Motherwell to Inveraray
It wouldn’t be LEJOG without a spot of rain, and the few spots we had on Day 5 in Wales didn’t really cut the mustard. But trust Scotland, and Glasgow, to do the business. It bucketed down!
We set off early from our hotel in Strathclyde Country Park. The hotel wasn’t brilliant, but they let us take our bicycles into our rooms, which is always appreciated.
My bike in my room. Note how the saddle is moulding itself to me
Breakfast was early, at 07:00. I’m not sure why, unless it was to allow Rob to give us our instructions for the day without scaring everyone else in the dining room. He spoke of confusing junctions, places to eat, potential hazards, and things to look at along the way.

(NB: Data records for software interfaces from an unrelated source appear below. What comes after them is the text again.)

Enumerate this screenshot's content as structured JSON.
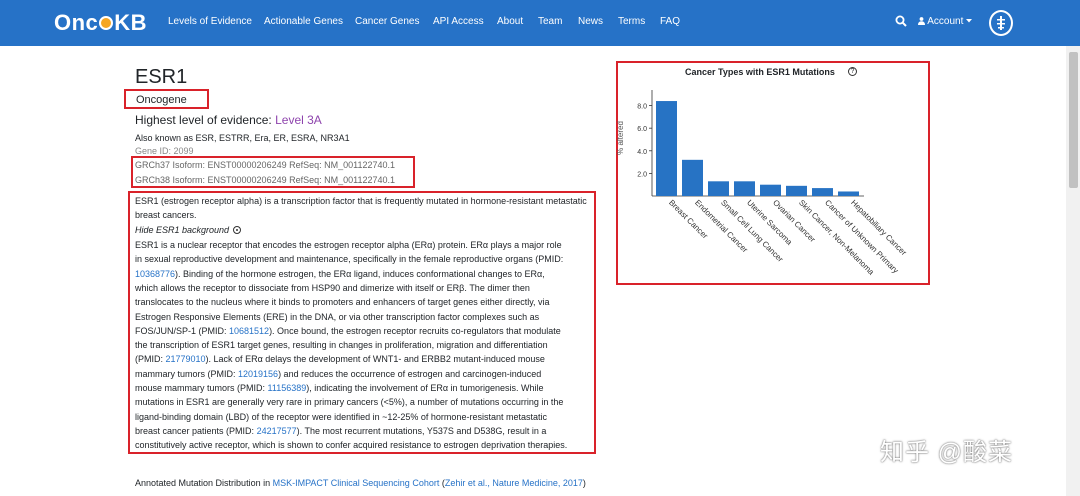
{
  "nav": {
    "logo": "OncoKB",
    "items": [
      "Levels of Evidence",
      "Actionable Genes",
      "Cancer Genes",
      "API Access",
      "About",
      "Team",
      "News",
      "Terms",
      "FAQ"
    ],
    "account": "Account"
  },
  "gene": {
    "symbol": "ESR1",
    "type": "Oncogene",
    "highest_prefix": "Highest level of evidence:",
    "highest_level": "Level 3A",
    "aliases": "Also known as ESR, ESTRR, Era, ER, ESRA, NR3A1",
    "gene_id": "Gene ID: 2099",
    "grch37": "GRCh37  Isoform: ENST00000206249 RefSeq: NM_001122740.1",
    "grch38": "GRCh38  Isoform: ENST00000206249 RefSeq: NM_001122740.1"
  },
  "summary": "ESR1 (estrogen receptor alpha) is a transcription factor that is frequently mutated in hormone-resistant metastatic breast cancers.",
  "background_toggle": "Hide ESR1 background",
  "background_lines": [
    [
      {
        "t": "ESR1 is a nuclear receptor that encodes the estrogen receptor alpha (ERα) protein. ERα plays a major role"
      }
    ],
    [
      {
        "t": "in sexual reproductive development and maintenance, specifically in the female reproductive organs (PMID:"
      }
    ],
    [
      {
        "t": "10368776",
        "link": true
      },
      {
        "t": "). Binding of the hormone estrogen, the ERα ligand, induces conformational changes to ERα,"
      }
    ],
    [
      {
        "t": "which allows the receptor to dissociate from HSP90 and dimerize with itself or ERβ. The dimer then"
      }
    ],
    [
      {
        "t": "translocates to the nucleus where it binds to promoters and enhancers of target genes either directly, via"
      }
    ],
    [
      {
        "t": "Estrogen Responsive Elements (ERE) in the DNA, or via other transcription factor complexes such as"
      }
    ],
    [
      {
        "t": "FOS/JUN/SP-1 (PMID: "
      },
      {
        "t": "10681512",
        "link": true
      },
      {
        "t": "). Once bound, the estrogen receptor recruits co-regulators that modulate"
      }
    ],
    [
      {
        "t": "the transcription of ESR1 target genes, resulting in changes in proliferation, migration and differentiation"
      }
    ],
    [
      {
        "t": "(PMID: "
      },
      {
        "t": "21779010",
        "link": true
      },
      {
        "t": "). Lack of ERα delays the development of WNT1- and ERBB2 mutant-induced mouse"
      }
    ],
    [
      {
        "t": "mammary tumors (PMID: "
      },
      {
        "t": "12019156",
        "link": true
      },
      {
        "t": ") and reduces the occurrence of estrogen and carcinogen-induced"
      }
    ],
    [
      {
        "t": "mouse mammary tumors (PMID: "
      },
      {
        "t": "11156389",
        "link": true
      },
      {
        "t": "), indicating the involvement of ERα in tumorigenesis. While"
      }
    ],
    [
      {
        "t": "mutations in ESR1 are generally very rare in primary cancers (<5%), a number of mutations occurring in the"
      }
    ],
    [
      {
        "t": "ligand-binding domain (LBD) of the receptor were identified in ~12-25% of hormone-resistant metastatic"
      }
    ],
    [
      {
        "t": "breast cancer patients (PMID: "
      },
      {
        "t": "24217577",
        "link": true
      },
      {
        "t": "). The most recurrent mutations, Y537S and D538G, result in a"
      }
    ],
    [
      {
        "t": "constitutively active receptor, which is shown to confer acquired resistance to estrogen deprivation therapies."
      }
    ]
  ],
  "annotated": {
    "prefix": "Annotated Mutation Distribution in ",
    "cohort": "MSK-IMPACT Clinical Sequencing Cohort",
    "open": " (",
    "ref": "Zehir et al., Nature Medicine, 2017",
    "close": ")"
  },
  "chart_data": {
    "type": "bar",
    "title": "Cancer Types with ESR1 Mutations",
    "ylabel": "% altered",
    "categories": [
      "Breast Cancer",
      "Endometrial Cancer",
      "Small Cell Lung Cancer",
      "Uterine Sarcoma",
      "Ovarian Cancer",
      "Skin Cancer, Non-Melanoma",
      "Cancer of Unknown Primary",
      "Hepatobiliary Cancer"
    ],
    "values": [
      8.4,
      3.2,
      1.3,
      1.3,
      1.0,
      0.9,
      0.7,
      0.4
    ],
    "yticks": [
      2.0,
      4.0,
      6.0,
      8.0
    ],
    "tick_labels": [
      "2.0",
      "4.0",
      "6.0",
      "8.0"
    ],
    "ylim": [
      0,
      9.2
    ],
    "color": "#2773c4"
  },
  "watermark": "知乎 @酸菜",
  "colors": {
    "nav": "#2672c7",
    "highlight": "#d9222a",
    "link": "#2672c7",
    "level": "#8e44ad"
  }
}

But before we went anywhere we had to get into, and out of, Glasgow. This was not simple, and it took four of Rob’s famous yellow A5 sheets to cover the intricacies of the route. We spent a lot of time following the Clyde:
Following the Clyde

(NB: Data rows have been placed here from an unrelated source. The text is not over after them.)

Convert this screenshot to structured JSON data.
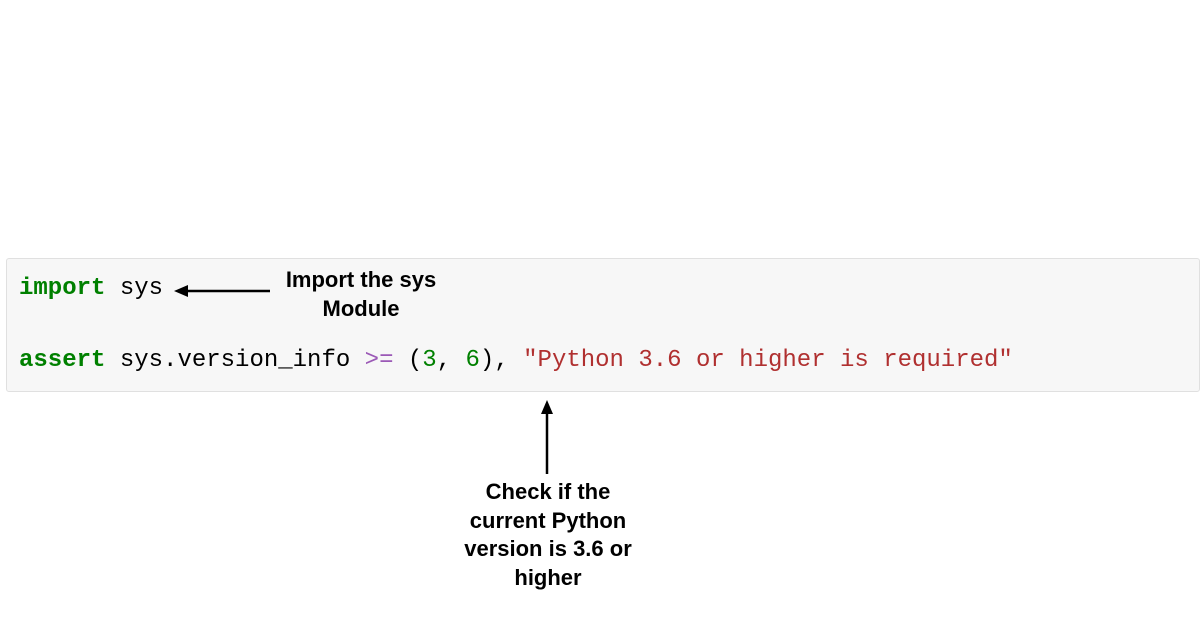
{
  "code": {
    "line1": {
      "keyword_import": "import",
      "space1": " ",
      "identifier_sys": "sys"
    },
    "line2": {
      "keyword_assert": "assert",
      "space1": " ",
      "expr1": "sys.version_info ",
      "op_gte": ">=",
      "space2": " ",
      "lparen": "(",
      "num1": "3",
      "comma1": ", ",
      "num2": "6",
      "rparen": ")",
      "comma2": ", ",
      "string": "\"Python 3.6 or higher is required\""
    }
  },
  "annotations": {
    "import_label_line1": "Import the sys",
    "import_label_line2": "Module",
    "assert_label_line1": "Check if the",
    "assert_label_line2": "current Python",
    "assert_label_line3": "version is 3.6 or",
    "assert_label_line4": "higher"
  },
  "colors": {
    "keyword": "#008000",
    "operator": "#9b59b6",
    "number": "#008000",
    "string": "#b03030",
    "text": "#000000",
    "codebg": "#f7f7f7"
  }
}
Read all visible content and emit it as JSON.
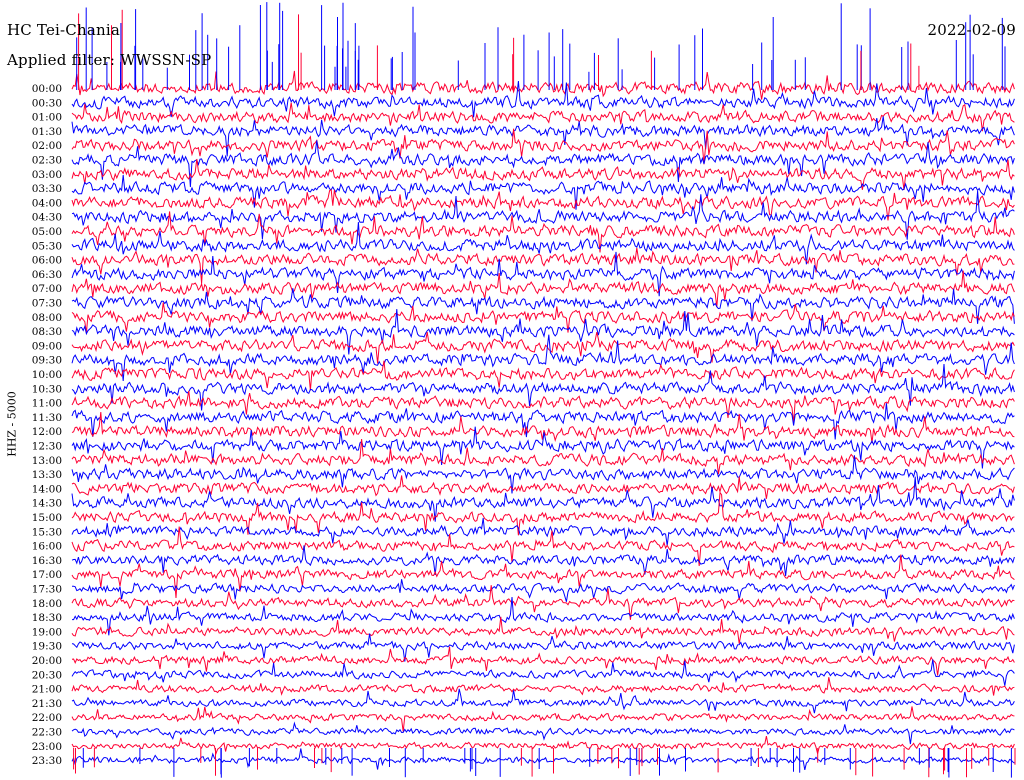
{
  "header": {
    "station": "HC Tei-Chania",
    "filter": "Applied filter: WWSSN-SP",
    "date": "2022-02-09"
  },
  "chart_data": {
    "type": "line",
    "title": "HC Tei-Chania",
    "subtitle": "Applied filter: WWSSN-SP",
    "date": "2022-02-09",
    "channel_label": "HHZ - 5000",
    "row_labels": [
      "00:00",
      "00:30",
      "01:00",
      "01:30",
      "02:00",
      "02:30",
      "03:00",
      "03:30",
      "04:00",
      "04:30",
      "05:00",
      "05:30",
      "06:00",
      "06:30",
      "07:00",
      "07:30",
      "08:00",
      "08:30",
      "09:00",
      "09:30",
      "10:00",
      "10:30",
      "11:00",
      "11:30",
      "12:00",
      "12:30",
      "13:00",
      "13:30",
      "14:00",
      "14:30",
      "15:00",
      "15:30",
      "16:00",
      "16:30",
      "17:00",
      "17:30",
      "18:00",
      "18:30",
      "19:00",
      "19:30",
      "20:00",
      "20:30",
      "21:00",
      "21:30",
      "22:00",
      "22:30",
      "23:00",
      "23:30"
    ],
    "trace_colors": [
      "#ff0033",
      "#0000ff"
    ],
    "grid": false,
    "legend": "none"
  }
}
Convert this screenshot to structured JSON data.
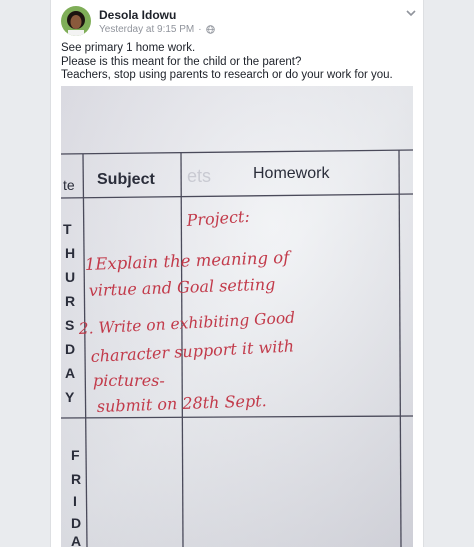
{
  "post": {
    "author": "Desola Idowu",
    "timestamp": "Yesterday at 9:15 PM",
    "separator": "·",
    "privacy_icon": "globe-icon",
    "options_icon": "chevron-down-icon",
    "lines": [
      "See primary 1 home work.",
      "Please is this meant for the child or the parent?",
      "Teachers, stop using parents to research or do your work for you."
    ]
  },
  "photo": {
    "table": {
      "col_date_fragment": "te",
      "col_subject": "Subject",
      "col_homework": "Homework",
      "faded_stamp": "ets"
    },
    "day_labels": {
      "thursday": [
        "T",
        "H",
        "U",
        "R",
        "S",
        "D",
        "A",
        "Y"
      ],
      "friday": [
        "F",
        "R",
        "I",
        "D",
        "A"
      ]
    },
    "handwriting": [
      "Project:",
      "1Explain the meaning of",
      "virtue and Goal setting",
      "2. Write on exhibiting Good",
      "character support it with",
      "pictures-",
      "submit on 28th Sept."
    ]
  }
}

We saw several bridges…
And as Rob predicted, we saw a very big bicycle.
A big bicycle next to my own machine
It was during this time that it began to rain. I quickly donned the aforementioned Gore ONE 1985 Gore-Tex Shakedry jacket, and we carried on. I desperately wished I had a pair of waterproof overshoes, though, as my feet began to get very wet indeed. I also discovered that hydraulic disc brakes are very good (if a little squeaky sometimes), but that in bad weather you can sometimes get something jammed in the mechanism, which makes an extraordinarily annoying noise as you go along. I eventually realised you can fix it by taking the wheel on and off. A bit like everything else in life.
Soaked through, we had lunch on the Maid of the Loch, a paddle steamer now being restored at Balloch. Here is a picture taken below decks.
Below decks on the Maid of the Loch
And here is a view from the deck. Boy the weather was ugh.
The view from the deck of the Maid of the Loch
The rain eased off (briefly, as it turned out) as we left the Maid of the Loch, and we headed up the west side of Loch Lomond. It was wet, but it was beautiful. We cycled parallel to the main road, and I remember thinking how lucky we were to be so close to the loch and to travel at the right speed to appreciate it. Even if, by now, it was tipping it down. Here are two shots of the loch.
Early in our ride along the loch
A little later
Loch Lomond behind us, I broke away from the group. It was still pouring with rain, and I was drenched; I couldn’t imagine being any wetter, so it really didn’t matter any more. I soon reached Ardgartan, and began to go up towards Rest and be Thankful, the highest point on the A83 (just by the small lake in the centre of the image below). This was a tough climb. Long, wet, windy, and unremitting. The traffic came past too closely, and the traffic on the other side of the road kept spraying me. One car came really close, and he when he stopped at a roadworks traffic light a few hundred yards later I thought of having a stern word with him. But then I thought better of it.
At the top I stopped and had the breakfast bar I had
taken from breakfast at last night’s hotel forgotten to eat that morning. This was a real case of having to re-fuel; I was starving.
Here is a view from the top, looking back the way I came.
View from the top, looking back
And this is the beginning of the downhill stretch. The lake is the one at the centre of the map above, and is in the photo on this web site, referred to above.
From this point, 14 miles from the hotel, I went for it as fast as I could. There’s very little to report from the perspective of the cyclist with his head down and his bottom in the air. I do remember, though, a period of calm when I was doing about 22 mph with a 22 mph wind behind me, and all I could hear was the noise the tyres make on the road. That was pretty cool.
I really liked the rain today. And I especially liked the wet slog up the A83 towards Rest and be Thankful. I felt like an extra in the Rapha web site. And check out Allison’s Tweet for a photo of Inveraray.